Religion is the set of beliefs, practices and values that characterize a group. The concept of religion as a social genus has been around for at least two thousand years, though the emergence of such a labeling may have begun with the development of language. The word religion itself may have been derived from the Latin religio, a synonym for scrupulousness or devotedness.
The first substantive definitions of religion determined membership in this category based on the presence of belief in a distinctive kind of reality, such as heaven or hell, an afterlife, a cosmological order, or a supernatural being. More recently, a more functional approach to this concept has emerged. For example, Emile Durkheim defined religion as whatever system of practices unite people into a moral community (whether or not those systems involve belief in unusual realities).
Another way of defining religion is to see it as the set of emotions and motivations that are established through the formulation of conceptions of a general order of existence and clothing those concepts with an aura of factuality. This is the approach favored by American anthropologist Clifford Geertz.
Still others take the position that religion is the complex set of emotional and motivational attachments that a person develops through a variety of experiences in life, such as childhood traumas or relationship problems.
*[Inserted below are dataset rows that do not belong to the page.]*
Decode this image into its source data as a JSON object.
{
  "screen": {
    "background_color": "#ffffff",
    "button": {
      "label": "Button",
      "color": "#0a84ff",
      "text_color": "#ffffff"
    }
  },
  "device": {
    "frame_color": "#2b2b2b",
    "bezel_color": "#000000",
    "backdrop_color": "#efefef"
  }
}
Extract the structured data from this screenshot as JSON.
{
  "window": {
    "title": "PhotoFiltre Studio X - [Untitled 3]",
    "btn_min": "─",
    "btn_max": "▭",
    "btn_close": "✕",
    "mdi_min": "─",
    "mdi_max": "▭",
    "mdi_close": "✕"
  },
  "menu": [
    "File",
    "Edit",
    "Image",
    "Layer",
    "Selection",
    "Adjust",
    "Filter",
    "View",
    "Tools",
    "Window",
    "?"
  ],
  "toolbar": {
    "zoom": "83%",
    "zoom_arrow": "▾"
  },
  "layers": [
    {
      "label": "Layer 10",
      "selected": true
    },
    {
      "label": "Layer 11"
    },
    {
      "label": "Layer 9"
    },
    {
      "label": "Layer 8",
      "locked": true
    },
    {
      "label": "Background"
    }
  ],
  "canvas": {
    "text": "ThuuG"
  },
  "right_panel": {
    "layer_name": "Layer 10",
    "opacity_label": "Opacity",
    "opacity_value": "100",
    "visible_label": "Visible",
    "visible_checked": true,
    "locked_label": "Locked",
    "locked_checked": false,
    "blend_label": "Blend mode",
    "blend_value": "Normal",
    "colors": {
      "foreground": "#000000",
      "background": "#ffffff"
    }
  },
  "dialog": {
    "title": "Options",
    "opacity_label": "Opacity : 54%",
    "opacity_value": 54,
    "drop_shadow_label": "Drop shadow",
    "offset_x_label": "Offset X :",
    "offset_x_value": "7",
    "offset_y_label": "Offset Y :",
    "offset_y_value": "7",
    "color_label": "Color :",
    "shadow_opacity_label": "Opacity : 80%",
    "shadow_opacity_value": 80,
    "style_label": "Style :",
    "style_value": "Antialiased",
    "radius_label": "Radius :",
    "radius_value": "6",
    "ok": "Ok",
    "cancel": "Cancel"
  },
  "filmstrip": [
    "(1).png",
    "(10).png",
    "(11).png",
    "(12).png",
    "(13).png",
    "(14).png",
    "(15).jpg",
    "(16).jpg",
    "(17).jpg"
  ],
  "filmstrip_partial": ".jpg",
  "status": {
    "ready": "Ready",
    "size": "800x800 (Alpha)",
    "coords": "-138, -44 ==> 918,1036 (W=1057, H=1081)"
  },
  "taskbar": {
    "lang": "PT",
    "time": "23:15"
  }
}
In this case, a person develops a spiritual belief system to deal with those traumatic experiences and may also use this spiritual system as a means of finding support and meaning in their lives.